The weather plays the lead role in catching Lake of the Ozarks bass throughout November. “The worse the weather is, the better the fish bite,” McGuire says. “It doesn’t hurt to have that first snowstorm hit in October. I’ve caught fish when it was 10 degrees out and the water temperature was in the 40s.”
Water temperatures for most of the month fluctuates from the low to mid 50s, and fall rains turn the water color dingy, which tends to bring even the wary, bigger fish into the shallows to feed on shad. “The fish are fat and healthy this time of year,” McGuire says. “You catch a lot of 15-inch keeper fish, but you should be able to catch lots of 3-pound fish as well. I also see a lot of 5- and 6-pound bass
caught then. ”
The best areas for McGuire in the late fall include the Osage and Grand Glaize arms and the lower end of the lake near the dam. He prefers these areas because they offer plenty of deep-water structure and docks, two keys to locating bass during this time of year.
Spinnerbaits in the 1/2- to 1-ounce sizes lure plenty of bass in November.
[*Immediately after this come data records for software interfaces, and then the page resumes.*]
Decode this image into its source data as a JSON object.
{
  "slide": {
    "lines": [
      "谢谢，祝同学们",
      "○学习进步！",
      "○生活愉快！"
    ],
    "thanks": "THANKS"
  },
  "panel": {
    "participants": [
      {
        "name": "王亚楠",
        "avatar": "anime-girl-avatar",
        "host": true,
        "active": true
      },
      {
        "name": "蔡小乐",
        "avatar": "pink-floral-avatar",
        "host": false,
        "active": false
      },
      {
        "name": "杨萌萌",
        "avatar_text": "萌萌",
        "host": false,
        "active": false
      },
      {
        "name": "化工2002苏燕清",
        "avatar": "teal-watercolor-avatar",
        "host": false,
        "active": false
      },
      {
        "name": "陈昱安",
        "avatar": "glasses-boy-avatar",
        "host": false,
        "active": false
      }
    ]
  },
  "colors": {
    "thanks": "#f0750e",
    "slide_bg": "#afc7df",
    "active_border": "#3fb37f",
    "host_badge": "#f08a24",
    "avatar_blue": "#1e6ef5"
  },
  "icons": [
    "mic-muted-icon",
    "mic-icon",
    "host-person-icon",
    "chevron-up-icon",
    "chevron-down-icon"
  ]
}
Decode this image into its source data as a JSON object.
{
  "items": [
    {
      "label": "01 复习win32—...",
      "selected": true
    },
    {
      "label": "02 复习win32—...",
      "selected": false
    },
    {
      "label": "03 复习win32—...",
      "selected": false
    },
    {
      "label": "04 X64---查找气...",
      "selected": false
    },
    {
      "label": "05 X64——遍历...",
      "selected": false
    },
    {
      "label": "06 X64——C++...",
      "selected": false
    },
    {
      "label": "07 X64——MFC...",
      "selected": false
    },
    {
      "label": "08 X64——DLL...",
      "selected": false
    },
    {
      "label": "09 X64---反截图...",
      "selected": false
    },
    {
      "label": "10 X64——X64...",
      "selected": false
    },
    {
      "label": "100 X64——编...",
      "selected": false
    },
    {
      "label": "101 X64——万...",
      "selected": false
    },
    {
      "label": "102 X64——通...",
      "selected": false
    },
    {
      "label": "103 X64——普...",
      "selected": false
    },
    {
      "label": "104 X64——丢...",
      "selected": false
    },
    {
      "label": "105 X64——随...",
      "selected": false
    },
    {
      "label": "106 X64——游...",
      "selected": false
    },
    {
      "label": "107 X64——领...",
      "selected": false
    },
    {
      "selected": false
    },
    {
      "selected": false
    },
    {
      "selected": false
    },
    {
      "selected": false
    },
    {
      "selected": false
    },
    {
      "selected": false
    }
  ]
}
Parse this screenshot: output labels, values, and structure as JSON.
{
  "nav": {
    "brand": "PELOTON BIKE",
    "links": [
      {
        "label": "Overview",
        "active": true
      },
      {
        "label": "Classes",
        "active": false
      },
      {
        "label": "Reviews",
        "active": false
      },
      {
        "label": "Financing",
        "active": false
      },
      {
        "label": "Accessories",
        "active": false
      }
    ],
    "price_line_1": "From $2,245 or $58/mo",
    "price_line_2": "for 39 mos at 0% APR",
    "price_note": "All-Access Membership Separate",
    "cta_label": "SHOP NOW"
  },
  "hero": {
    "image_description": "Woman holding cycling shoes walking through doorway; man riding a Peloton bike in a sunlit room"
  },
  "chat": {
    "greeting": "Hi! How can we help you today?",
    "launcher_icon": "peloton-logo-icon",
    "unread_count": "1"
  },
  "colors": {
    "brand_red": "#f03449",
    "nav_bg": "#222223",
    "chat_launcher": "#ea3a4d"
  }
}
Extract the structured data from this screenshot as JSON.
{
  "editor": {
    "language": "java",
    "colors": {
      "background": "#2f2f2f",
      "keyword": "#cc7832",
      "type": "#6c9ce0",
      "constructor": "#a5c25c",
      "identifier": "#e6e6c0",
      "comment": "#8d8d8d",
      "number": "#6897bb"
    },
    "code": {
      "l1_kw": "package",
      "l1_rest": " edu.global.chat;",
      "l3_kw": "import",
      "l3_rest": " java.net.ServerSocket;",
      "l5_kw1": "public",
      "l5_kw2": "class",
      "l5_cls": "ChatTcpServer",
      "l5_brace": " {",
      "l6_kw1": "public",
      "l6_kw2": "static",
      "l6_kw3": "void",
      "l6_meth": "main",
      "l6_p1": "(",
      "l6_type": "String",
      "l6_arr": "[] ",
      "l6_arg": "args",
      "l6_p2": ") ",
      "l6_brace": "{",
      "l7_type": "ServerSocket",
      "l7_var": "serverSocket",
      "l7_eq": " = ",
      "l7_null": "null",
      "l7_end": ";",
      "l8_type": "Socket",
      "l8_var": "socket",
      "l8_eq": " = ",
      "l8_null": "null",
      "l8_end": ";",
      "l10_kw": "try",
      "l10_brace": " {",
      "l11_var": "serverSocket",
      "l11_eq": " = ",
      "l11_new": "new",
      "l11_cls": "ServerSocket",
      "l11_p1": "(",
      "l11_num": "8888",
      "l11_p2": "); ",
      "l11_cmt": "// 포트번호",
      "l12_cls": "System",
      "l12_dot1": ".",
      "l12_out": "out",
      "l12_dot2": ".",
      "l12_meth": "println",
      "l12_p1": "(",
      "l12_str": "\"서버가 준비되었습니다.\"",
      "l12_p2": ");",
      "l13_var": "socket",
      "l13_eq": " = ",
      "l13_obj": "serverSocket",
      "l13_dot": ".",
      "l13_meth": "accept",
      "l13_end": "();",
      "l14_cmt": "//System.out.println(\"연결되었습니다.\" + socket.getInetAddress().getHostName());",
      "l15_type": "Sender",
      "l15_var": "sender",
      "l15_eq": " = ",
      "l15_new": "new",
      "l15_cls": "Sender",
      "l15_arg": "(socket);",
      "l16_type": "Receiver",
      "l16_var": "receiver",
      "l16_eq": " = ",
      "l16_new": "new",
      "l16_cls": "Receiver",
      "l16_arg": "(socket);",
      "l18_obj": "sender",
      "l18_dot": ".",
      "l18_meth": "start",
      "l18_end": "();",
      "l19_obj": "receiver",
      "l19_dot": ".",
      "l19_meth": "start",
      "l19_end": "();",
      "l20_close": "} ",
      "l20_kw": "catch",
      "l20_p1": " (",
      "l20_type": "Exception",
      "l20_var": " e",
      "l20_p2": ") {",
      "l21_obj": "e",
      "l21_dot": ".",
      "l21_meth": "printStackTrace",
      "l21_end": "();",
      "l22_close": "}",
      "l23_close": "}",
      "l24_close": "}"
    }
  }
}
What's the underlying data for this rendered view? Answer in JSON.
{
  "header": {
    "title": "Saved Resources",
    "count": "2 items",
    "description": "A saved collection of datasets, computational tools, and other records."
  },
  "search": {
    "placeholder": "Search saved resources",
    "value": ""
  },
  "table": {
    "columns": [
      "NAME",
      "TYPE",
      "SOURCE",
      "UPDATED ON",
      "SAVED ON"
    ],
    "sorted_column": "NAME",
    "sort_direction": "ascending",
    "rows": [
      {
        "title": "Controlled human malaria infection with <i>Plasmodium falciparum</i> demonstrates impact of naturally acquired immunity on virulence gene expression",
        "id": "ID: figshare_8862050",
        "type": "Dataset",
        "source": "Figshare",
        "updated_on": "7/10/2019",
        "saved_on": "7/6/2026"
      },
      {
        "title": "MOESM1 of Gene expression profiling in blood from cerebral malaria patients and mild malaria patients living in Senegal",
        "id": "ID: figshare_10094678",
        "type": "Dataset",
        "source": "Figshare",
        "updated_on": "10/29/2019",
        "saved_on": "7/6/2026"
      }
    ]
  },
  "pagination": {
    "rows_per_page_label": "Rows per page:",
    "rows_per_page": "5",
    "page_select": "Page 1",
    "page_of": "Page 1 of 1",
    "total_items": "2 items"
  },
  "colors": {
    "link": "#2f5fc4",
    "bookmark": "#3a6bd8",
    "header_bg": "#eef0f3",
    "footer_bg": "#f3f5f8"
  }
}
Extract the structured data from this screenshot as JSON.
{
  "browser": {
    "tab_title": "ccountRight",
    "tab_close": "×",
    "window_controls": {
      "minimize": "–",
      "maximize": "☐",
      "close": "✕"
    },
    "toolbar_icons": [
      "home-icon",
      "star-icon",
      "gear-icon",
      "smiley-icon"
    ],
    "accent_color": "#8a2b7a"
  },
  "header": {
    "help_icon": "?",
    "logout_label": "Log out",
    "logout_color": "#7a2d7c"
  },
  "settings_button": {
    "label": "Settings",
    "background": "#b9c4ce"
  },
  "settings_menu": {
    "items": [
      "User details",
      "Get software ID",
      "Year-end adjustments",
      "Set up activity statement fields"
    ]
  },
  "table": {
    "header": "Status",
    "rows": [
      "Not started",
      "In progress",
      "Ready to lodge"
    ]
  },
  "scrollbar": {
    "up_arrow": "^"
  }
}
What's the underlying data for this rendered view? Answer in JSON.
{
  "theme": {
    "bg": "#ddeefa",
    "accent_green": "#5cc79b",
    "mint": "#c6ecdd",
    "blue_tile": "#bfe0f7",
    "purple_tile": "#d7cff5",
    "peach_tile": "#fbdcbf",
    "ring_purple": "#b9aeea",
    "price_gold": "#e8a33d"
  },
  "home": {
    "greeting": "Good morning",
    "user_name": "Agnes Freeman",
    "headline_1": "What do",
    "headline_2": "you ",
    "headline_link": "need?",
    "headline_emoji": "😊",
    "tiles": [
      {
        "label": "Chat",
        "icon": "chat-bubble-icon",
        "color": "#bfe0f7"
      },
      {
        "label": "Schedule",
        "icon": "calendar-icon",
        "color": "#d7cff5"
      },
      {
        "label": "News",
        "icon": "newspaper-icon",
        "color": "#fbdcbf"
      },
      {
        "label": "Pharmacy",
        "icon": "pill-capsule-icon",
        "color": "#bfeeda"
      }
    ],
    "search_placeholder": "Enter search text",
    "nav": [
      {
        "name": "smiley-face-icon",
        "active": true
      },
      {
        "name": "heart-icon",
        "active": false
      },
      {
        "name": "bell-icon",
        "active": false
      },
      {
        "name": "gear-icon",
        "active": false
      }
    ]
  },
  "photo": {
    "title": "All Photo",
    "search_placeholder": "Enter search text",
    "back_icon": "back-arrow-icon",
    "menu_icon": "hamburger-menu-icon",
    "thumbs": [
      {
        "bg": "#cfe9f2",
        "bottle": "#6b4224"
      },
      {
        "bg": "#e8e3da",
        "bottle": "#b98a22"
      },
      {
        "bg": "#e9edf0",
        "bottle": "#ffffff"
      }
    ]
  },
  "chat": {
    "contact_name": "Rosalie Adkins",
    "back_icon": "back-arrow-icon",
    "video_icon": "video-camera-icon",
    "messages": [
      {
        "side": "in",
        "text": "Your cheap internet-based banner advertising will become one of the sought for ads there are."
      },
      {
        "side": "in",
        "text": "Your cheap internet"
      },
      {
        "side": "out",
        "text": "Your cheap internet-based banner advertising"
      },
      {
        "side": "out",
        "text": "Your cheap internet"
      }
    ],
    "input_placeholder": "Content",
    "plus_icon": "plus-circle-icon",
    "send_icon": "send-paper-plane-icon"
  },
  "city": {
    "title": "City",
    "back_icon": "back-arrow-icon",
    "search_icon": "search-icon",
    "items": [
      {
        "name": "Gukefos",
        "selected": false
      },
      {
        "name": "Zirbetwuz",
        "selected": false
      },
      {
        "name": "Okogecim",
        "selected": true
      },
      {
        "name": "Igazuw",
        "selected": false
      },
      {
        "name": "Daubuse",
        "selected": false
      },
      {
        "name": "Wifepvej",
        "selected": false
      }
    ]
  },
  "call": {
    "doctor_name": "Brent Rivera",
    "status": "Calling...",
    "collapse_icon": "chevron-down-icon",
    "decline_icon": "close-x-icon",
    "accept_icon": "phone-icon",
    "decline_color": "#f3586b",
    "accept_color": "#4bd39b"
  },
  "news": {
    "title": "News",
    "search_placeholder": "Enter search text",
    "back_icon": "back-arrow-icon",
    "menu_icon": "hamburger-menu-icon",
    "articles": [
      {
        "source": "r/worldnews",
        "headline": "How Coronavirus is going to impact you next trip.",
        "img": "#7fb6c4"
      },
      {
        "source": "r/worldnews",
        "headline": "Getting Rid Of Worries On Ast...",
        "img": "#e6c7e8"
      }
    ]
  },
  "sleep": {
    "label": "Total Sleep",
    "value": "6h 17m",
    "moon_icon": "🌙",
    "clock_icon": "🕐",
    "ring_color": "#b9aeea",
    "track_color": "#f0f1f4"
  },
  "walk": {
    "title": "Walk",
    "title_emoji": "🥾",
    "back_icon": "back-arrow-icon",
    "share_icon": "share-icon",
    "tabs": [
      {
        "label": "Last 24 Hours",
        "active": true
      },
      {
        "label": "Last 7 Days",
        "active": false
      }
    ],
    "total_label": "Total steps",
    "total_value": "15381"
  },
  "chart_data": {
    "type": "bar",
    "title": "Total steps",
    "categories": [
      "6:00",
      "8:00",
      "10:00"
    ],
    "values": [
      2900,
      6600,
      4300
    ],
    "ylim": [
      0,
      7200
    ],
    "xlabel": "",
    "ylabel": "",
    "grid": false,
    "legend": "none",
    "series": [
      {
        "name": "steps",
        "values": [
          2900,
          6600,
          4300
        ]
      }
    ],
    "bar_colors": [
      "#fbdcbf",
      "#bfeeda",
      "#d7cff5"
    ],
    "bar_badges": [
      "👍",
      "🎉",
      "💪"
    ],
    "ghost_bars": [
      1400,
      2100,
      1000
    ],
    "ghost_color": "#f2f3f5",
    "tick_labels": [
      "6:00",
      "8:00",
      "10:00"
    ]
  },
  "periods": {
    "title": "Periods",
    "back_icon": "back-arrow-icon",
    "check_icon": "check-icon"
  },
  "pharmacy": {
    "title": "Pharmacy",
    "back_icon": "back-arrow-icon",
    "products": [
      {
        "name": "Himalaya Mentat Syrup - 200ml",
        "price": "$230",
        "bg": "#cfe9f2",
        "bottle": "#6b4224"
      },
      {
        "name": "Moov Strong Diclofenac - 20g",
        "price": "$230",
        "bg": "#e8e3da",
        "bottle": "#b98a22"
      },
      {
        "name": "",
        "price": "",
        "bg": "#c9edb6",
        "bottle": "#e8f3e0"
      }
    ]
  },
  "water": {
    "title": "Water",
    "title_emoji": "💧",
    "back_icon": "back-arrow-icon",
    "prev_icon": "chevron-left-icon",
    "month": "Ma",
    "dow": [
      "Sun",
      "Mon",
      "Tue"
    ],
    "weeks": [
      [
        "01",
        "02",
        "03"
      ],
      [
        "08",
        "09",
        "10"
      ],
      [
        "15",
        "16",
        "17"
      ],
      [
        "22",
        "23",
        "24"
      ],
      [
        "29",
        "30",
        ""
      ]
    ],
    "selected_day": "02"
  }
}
Other productive lures include crankbaits and jigs and chunks. “Anything that imitates a shad will work,” McGuire says. “Most of the time a spinnerbait or jig works best around boat docks.”
A variety of patterns work since the fish can be found at different depths during this time. Bass cruising the shallows can be taken around docks on spinnerbaits and shallow-running crankbaits. Along their migration route to deeper water, some bass stop along docks that sit over water as deep as 60 feet. These fish suspend under the dock’s foam where McGuire catches them by retrieving a spinnerbait or swimming a jig and trailer along the side of the dock. Suspending bass also hang less than 10 feet deep over depths of 30 to 50 feet along the bluff lines. The best techniques for these fish are running a spinnerbait barely out of sight or slowly retrieving a deep-diving shad-pattern crankbait.
While the pleasure boaters hibernate, anglers can discover the late fall/early winter bass action that makes Lake of the Ozarks more than just a summer vacation hot spot.
For information on lodging and other facilities at the Lake of the Ozarks or to receive a free 162-page vacation guide, call the Lake of the Ozarks Convention & Visitors Bureau at 1-800-FUN-LAKE or visit the Lake of the Ozarks Convention and Visitors Bureau web site at funlake.com.
Copies of John Neporadny’s book, “THE Lake of the Ozarks Fishing Guide” are available by calling 573/365-4296 or visiting the web site www.jnoutdoors.com.